When I finished Anna Burns’ Milkman in January, my first book of 2019, I was honestly nervous that nothing else I read this year would be as good. Slight relief has come (and so soon), in the way of Karen Thompson Walker's The Dreamers. While it has not dethroned, Milkman as my favorite book the this still very short year, The Dreamers was, in its own right, nothing short of amazing. Emily St. John Mandel, the genius writer behind Station Eleven said of The Dreamers, “This book is stunning.”
And she is right. A thousand times over.

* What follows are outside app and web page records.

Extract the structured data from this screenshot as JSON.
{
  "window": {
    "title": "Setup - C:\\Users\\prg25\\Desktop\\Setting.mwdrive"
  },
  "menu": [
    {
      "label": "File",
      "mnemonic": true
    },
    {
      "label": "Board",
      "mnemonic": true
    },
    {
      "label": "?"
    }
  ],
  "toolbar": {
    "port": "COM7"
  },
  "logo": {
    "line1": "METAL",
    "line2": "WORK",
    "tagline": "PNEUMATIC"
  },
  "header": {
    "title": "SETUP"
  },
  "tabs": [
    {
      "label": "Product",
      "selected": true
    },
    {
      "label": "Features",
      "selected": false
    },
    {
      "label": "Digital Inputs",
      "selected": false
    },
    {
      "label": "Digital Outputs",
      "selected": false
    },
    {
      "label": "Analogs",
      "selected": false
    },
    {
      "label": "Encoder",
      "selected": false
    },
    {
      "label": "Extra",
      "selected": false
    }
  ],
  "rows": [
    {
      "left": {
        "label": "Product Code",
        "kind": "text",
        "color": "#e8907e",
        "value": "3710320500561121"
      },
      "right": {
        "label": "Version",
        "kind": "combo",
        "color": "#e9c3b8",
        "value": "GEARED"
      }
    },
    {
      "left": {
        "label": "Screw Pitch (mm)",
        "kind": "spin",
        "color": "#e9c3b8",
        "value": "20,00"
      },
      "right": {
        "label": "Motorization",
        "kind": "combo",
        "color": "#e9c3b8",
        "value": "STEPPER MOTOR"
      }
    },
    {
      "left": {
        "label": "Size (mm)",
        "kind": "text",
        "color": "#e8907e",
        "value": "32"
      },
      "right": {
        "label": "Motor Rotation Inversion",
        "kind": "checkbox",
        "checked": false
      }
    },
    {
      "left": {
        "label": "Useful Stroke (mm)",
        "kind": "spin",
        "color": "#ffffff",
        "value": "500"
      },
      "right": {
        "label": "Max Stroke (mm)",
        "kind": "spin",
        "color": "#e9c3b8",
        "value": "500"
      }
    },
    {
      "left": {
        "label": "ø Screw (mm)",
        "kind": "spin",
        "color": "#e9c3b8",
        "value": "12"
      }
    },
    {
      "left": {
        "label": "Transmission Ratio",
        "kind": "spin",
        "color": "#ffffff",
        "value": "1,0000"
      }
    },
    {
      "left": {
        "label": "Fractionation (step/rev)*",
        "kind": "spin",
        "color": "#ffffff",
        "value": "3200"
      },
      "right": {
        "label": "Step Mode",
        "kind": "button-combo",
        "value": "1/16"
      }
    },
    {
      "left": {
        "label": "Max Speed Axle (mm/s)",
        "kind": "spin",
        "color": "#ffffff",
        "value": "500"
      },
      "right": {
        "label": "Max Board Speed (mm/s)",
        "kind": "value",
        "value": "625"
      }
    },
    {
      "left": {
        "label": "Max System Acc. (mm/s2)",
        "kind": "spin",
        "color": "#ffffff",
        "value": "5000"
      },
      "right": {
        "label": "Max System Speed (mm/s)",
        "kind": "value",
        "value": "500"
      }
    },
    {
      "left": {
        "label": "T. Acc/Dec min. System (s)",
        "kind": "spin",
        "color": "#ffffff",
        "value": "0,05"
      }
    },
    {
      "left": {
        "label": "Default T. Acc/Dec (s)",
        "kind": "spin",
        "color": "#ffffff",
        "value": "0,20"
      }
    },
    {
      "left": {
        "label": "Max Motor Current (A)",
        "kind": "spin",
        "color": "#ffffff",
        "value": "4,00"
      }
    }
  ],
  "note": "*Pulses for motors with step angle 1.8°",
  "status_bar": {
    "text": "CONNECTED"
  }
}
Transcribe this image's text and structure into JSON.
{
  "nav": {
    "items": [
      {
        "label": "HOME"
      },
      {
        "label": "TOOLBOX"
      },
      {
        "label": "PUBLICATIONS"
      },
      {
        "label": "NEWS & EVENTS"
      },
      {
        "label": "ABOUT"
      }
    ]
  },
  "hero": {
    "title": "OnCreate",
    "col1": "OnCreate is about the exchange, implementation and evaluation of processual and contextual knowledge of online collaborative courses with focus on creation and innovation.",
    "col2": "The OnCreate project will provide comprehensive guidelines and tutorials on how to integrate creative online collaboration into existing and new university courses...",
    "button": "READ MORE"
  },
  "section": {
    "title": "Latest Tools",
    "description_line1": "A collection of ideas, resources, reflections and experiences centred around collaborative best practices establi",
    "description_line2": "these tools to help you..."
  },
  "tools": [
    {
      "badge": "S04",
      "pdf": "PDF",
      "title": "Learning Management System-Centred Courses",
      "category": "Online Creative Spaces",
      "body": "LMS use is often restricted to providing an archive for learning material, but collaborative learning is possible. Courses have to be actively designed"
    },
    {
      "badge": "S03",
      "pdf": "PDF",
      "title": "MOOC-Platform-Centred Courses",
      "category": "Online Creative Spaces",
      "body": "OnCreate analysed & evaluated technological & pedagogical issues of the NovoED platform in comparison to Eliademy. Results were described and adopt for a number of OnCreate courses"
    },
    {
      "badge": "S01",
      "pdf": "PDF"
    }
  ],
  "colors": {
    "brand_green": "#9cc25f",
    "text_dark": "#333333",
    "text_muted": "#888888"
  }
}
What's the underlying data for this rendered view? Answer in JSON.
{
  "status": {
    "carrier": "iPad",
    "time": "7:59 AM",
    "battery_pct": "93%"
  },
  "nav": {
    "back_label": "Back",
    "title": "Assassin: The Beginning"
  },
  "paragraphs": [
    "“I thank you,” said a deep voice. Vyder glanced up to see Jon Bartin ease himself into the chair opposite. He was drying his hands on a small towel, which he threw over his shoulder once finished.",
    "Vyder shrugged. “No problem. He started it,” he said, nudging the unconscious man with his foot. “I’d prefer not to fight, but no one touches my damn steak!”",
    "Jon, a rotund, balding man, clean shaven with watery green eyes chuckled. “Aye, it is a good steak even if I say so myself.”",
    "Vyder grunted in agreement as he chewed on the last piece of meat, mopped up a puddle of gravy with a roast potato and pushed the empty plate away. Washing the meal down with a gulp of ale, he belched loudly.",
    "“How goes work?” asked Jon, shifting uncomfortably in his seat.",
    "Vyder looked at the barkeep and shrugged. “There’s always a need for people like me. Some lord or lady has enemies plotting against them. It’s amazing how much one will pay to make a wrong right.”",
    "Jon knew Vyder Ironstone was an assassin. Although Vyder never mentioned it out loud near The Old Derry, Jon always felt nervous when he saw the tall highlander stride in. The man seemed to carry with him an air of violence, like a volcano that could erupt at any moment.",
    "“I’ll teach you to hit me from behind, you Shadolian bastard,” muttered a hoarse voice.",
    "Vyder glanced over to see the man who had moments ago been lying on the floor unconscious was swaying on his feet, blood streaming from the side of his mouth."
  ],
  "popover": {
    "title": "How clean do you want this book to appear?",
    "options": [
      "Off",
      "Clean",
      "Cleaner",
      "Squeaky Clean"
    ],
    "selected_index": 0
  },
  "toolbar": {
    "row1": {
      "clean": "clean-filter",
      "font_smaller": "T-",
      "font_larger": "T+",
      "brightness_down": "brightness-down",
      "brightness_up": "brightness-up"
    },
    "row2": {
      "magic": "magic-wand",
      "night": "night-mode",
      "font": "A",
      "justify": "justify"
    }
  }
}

The Dreamers takes place in a California college town as a disturbing sickness, one that causes sufferers to fall into deep, undisturbable sleep. It starts in a freshman dorm, and then, like the germs we don't think about, it spreads. Quietly at first, as no one really sees or understands what's going on. But, as the days pass, and the number of infected people fall asleep and fail to wake, the town, and then the country, sound the alarm.
Walker tells the story, or rather the story tells itself, because that's how real this novel feels. Every word seemed so carefully chosen that I lost count of the amount of times that I stopped reading and simply marveled at the language on the page. Lyrical. Stunning. Hauntingly beautiful. I could go on, but I think the point has been made: the prose in this book is almost unreal.
As she points out in her acknowledgements, and in post-published interviews, Walker said she did a good amount of research regarding sleep, viruses, and dreams. It shows. The progression of the contagion as it spreads through the town is not only believable in the sense that fiction suspends disbelief, but believable in the sense that it felt real. Authentic. Like I was standing there watching ambulances scream by or Humvees drive down neighborhood streets following the establishment of a quarantine.
“Maybe they dream of the lost and the departed, the once known and the dead. They dream of lovers, certainly, the real and the imagined, that girl at the bar, that boy they used to know.”
I would be hard pressed to find something about The Dreamers that I didn't like. The pacing moved at a consistent rate, one that kept the pages turning and the desire to read still burning. The perspectives, each one different and individualized, were believable and enjoyable to read. And, one other impressive feat: the subtlety behind some of the more unfortunate parts of the story. Walker left a lot of the gruesomeness and awkwardness to our imagination, giving just enough detail for the reader to understand the situation, and imagine how bad it could be on their own. Well done.
I'll be honest, the first thing that caught me about The Dreamers was the cover. We're all told to not judge books by their covers, but let's face it, we do. And this instance of doing so proved positive, so there's always that. Now, onto the next one!